## Work to be completed:
Print all the data below exactly, without images.

(Component data from apps and pages)
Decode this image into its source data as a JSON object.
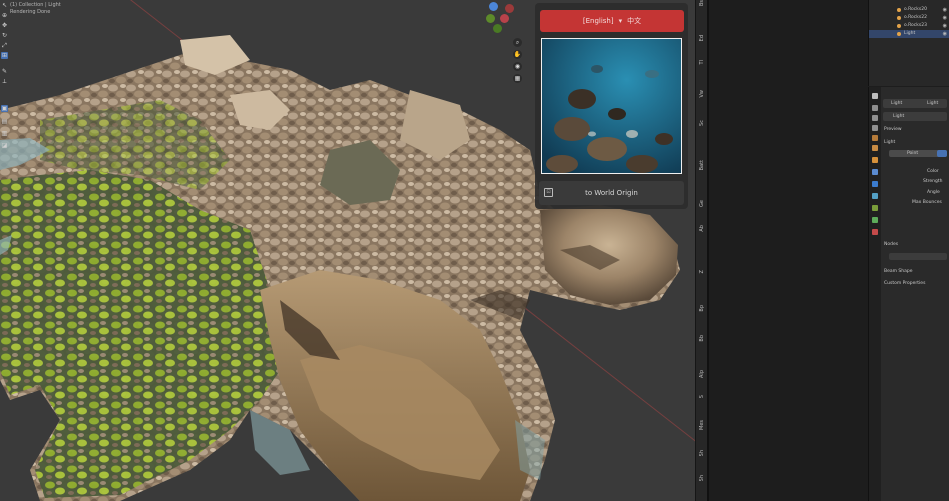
{
  "viewport": {
    "info_line1": "(1) Collection | Light",
    "info_line2": "Rendering Done"
  },
  "panel": {
    "language_button": "[English]",
    "language_alt": "中文",
    "world_origin_button": "to World Origin"
  },
  "sidebar_tabs": [
    "Bs",
    "Ed",
    "Tl",
    "Vw",
    "Sc",
    "Batt",
    "Ge",
    "Ab",
    "Z",
    "Bp",
    "Bb",
    "Alp",
    "S",
    "Mes",
    "Sh",
    "Sh"
  ],
  "outliner": {
    "rows": [
      "o.Rocks20",
      "o.Rocks22",
      "o.Rocks23",
      "Light"
    ],
    "selected": "Light"
  },
  "properties": {
    "header_left": "Light",
    "header_right": "Light",
    "object_name": "Light",
    "sections": [
      "Preview",
      "Light"
    ],
    "light_type": "Point",
    "fields": [
      "Color",
      "Strength",
      "Angle",
      "Max Bounces"
    ],
    "subsections": [
      "Nodes",
      "Custom Properties"
    ],
    "lower_sections": [
      "Beam Shape",
      "Custom Properties"
    ]
  },
  "colors": {
    "accent_red": "#c43534",
    "selection_blue": "#4772b3",
    "viewport_bg": "#3a3a3a"
  }
}
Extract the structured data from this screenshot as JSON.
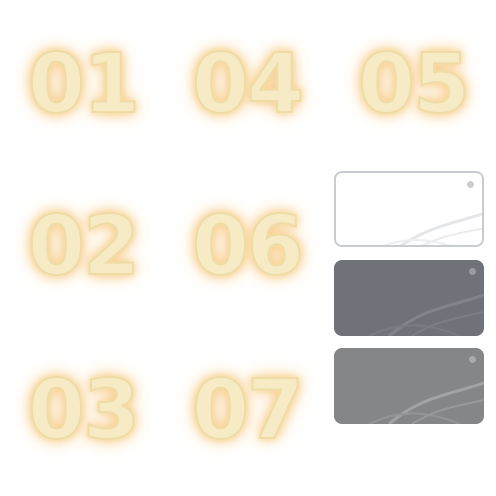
{
  "numbers": [
    "01",
    "04",
    "05",
    "02",
    "06",
    "03",
    "07"
  ],
  "swatches": [
    {
      "name": "white-swatch",
      "fill": "#ffffff"
    },
    {
      "name": "dark-gray-swatch",
      "fill": "#6f7379"
    },
    {
      "name": "gray-swatch",
      "fill": "#858688"
    }
  ],
  "colors": {
    "numeral_fill": "#f7ebc6",
    "numeral_glow": "#f7c77c",
    "background": "#ffffff"
  }
}
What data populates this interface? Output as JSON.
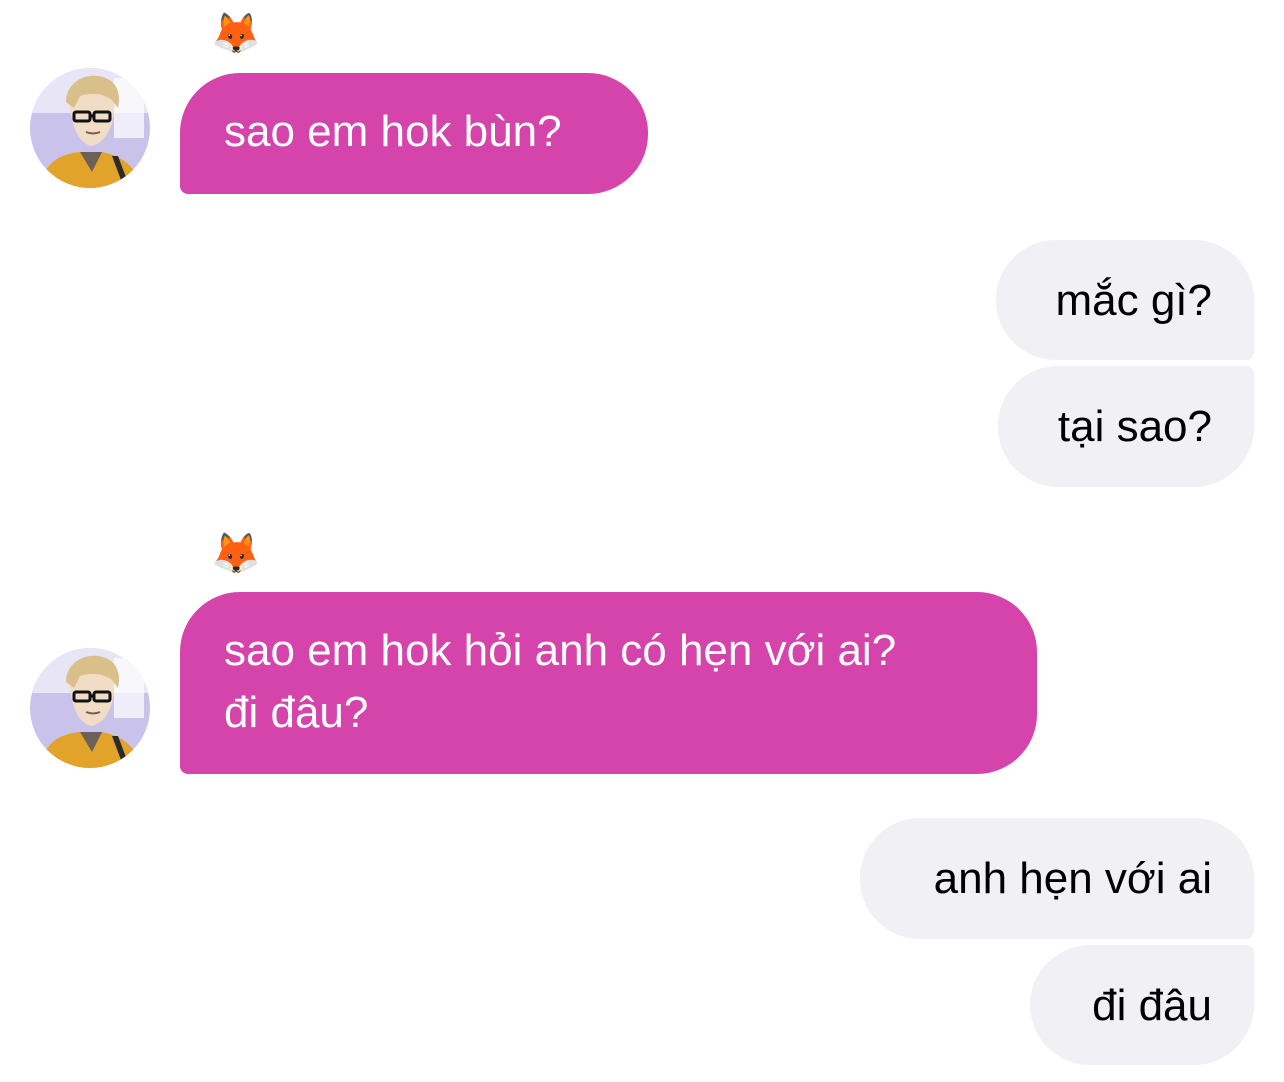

## Written answer:
Decode this image into its source data as a JSON object.
{
  "viewport": {
    "info_line1": "(1) Collection | Light",
    "info_line2": "Rendering Done"
  },
  "panel": {
    "language_button": "[English]",
    "language_alt": "中文",
    "world_origin_button": "to World Origin"
  },
  "sidebar_tabs": [
    "Bs",
    "Ed",
    "Tl",
    "Vw",
    "Sc",
    "Batt",
    "Ge",
    "Ab",
    "Z",
    "Bp",
    "Bb",
    "Alp",
    "S",
    "Mes",
    "Sh",
    "Sh"
  ],
  "outliner": {
    "rows": [
      "o.Rocks20",
      "o.Rocks22",
      "o.Rocks23",
      "Light"
    ],
    "selected": "Light"
  },
  "properties": {
    "header_left": "Light",
    "header_right": "Light",
    "object_name": "Light",
    "sections": [
      "Preview",
      "Light"
    ],
    "light_type": "Point",
    "fields": [
      "Color",
      "Strength",
      "Angle",
      "Max Bounces"
    ],
    "subsections": [
      "Nodes",
      "Custom Properties"
    ],
    "lower_sections": [
      "Beam Shape",
      "Custom Properties"
    ]
  },
  "colors": {
    "accent_red": "#c43534",
    "selection_blue": "#4772b3",
    "viewport_bg": "#3a3a3a"
  }
}
Extract the structured data from this screenshot as JSON.
{
  "numbers": [
    "01",
    "04",
    "05",
    "02",
    "06",
    "03",
    "07"
  ],
  "swatches": [
    {
      "name": "white-swatch",
      "fill": "#ffffff"
    },
    {
      "name": "dark-gray-swatch",
      "fill": "#6f7379"
    },
    {
      "name": "gray-swatch",
      "fill": "#858688"
    }
  ],
  "colors": {
    "numeral_fill": "#f7ebc6",
    "numeral_glow": "#f7c77c",
    "background": "#ffffff"
  }
}
What data populates this interface? Output as JSON.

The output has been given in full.